== AIM OF THE EXERCISE ==
The records below must be returned in full and unaltered.
BEGIN
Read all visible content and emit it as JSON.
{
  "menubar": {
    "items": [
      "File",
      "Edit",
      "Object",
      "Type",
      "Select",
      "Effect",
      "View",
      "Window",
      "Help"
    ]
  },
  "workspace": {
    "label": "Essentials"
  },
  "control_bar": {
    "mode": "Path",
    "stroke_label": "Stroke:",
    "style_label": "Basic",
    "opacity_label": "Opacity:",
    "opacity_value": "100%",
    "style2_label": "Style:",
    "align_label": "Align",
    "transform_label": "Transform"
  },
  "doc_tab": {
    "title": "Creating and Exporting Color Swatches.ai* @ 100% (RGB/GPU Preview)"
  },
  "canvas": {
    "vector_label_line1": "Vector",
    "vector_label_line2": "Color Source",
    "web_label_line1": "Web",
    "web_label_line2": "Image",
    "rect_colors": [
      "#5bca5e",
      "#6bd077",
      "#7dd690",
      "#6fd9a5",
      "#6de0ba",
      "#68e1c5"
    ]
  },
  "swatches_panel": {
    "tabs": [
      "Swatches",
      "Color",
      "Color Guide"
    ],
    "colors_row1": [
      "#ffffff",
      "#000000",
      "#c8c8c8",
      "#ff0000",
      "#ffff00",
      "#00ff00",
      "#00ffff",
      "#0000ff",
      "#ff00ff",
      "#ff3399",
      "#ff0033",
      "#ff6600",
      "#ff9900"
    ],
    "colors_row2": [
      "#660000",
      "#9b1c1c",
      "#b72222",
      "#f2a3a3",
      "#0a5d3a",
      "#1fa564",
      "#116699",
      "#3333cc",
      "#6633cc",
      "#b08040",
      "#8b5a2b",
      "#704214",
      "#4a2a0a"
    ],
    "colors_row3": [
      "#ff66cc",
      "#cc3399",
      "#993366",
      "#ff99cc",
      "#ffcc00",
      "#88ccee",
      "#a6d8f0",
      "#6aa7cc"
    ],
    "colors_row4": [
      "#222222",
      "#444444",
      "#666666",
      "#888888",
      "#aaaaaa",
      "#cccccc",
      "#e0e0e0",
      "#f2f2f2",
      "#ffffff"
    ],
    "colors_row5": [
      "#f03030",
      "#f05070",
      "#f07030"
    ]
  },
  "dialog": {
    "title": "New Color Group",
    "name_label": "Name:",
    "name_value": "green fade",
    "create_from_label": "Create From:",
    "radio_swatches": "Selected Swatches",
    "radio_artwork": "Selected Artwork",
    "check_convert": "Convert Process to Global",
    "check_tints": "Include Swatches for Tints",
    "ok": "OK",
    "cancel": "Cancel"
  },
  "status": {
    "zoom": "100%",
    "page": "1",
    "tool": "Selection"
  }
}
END
== REPLY ==
Read all visible content and emit it as JSON.
{
  "menubar": {
    "items": [
      "File",
      "Edit",
      "Object",
      "Type",
      "Select",
      "Effect",
      "View",
      "Window",
      "Help"
    ]
  },
  "workspace": {
    "label": "Essentials"
  },
  "control_bar": {
    "mode": "Path",
    "stroke_label": "Stroke:",
    "style_label": "Basic",
    "opacity_label": "Opacity:",
    "opacity_value": "100%",
    "style2_label": "Style:",
    "align_label": "Align",
    "transform_label": "Transform"
  },
  "doc_tab": {
    "title": "Creating and Exporting Color Swatches.ai* @ 100% (RGB/GPU Preview)"
  },
  "canvas": {
    "vector_label_line1": "Vector",
    "vector_label_line2": "Color Source",
    "web_label_line1": "Web",
    "web_label_line2": "Image",
    "rect_colors": [
      "#5bca5e",
      "#6bd077",
      "#7dd690",
      "#6fd9a5",
      "#6de0ba",
      "#68e1c5"
    ]
  },
  "swatches_panel": {
    "tabs": [
      "Swatches",
      "Color",
      "Color Guide"
    ],
    "colors_row1": [
      "#ffffff",
      "#000000",
      "#c8c8c8",
      "#ff0000",
      "#ffff00",
      "#00ff00",
      "#00ffff",
      "#0000ff",
      "#ff00ff",
      "#ff3399",
      "#ff0033",
      "#ff6600",
      "#ff9900"
    ],
    "colors_row2": [
      "#660000",
      "#9b1c1c",
      "#b72222",
      "#f2a3a3",
      "#0a5d3a",
      "#1fa564",
      "#116699",
      "#3333cc",
      "#6633cc",
      "#b08040",
      "#8b5a2b",
      "#704214",
      "#4a2a0a"
    ],
    "colors_row3": [
      "#ff66cc",
      "#cc3399",
      "#993366",
      "#ff99cc",
      "#ffcc00",
      "#88ccee",
      "#a6d8f0",
      "#6aa7cc"
    ],
    "colors_row4": [
      "#222222",
      "#444444",
      "#666666",
      "#888888",
      "#aaaaaa",
      "#cccccc",
      "#e0e0e0",
      "#f2f2f2",
      "#ffffff"
    ],
    "colors_row5": [
      "#f03030",
      "#f05070",
      "#f07030"
    ]
  },
  "dialog": {
    "title": "New Color Group",
    "name_label": "Name:",
    "name_value": "green fade",
    "create_from_label": "Create From:",
    "radio_swatches": "Selected Swatches",
    "radio_artwork": "Selected Artwork",
    "check_convert": "Convert Process to Global",
    "check_tints": "Include Swatches for Tints",
    "ok": "OK",
    "cancel": "Cancel"
  },
  "status": {
    "zoom": "100%",
    "page": "1",
    "tool": "Selection"
  }
}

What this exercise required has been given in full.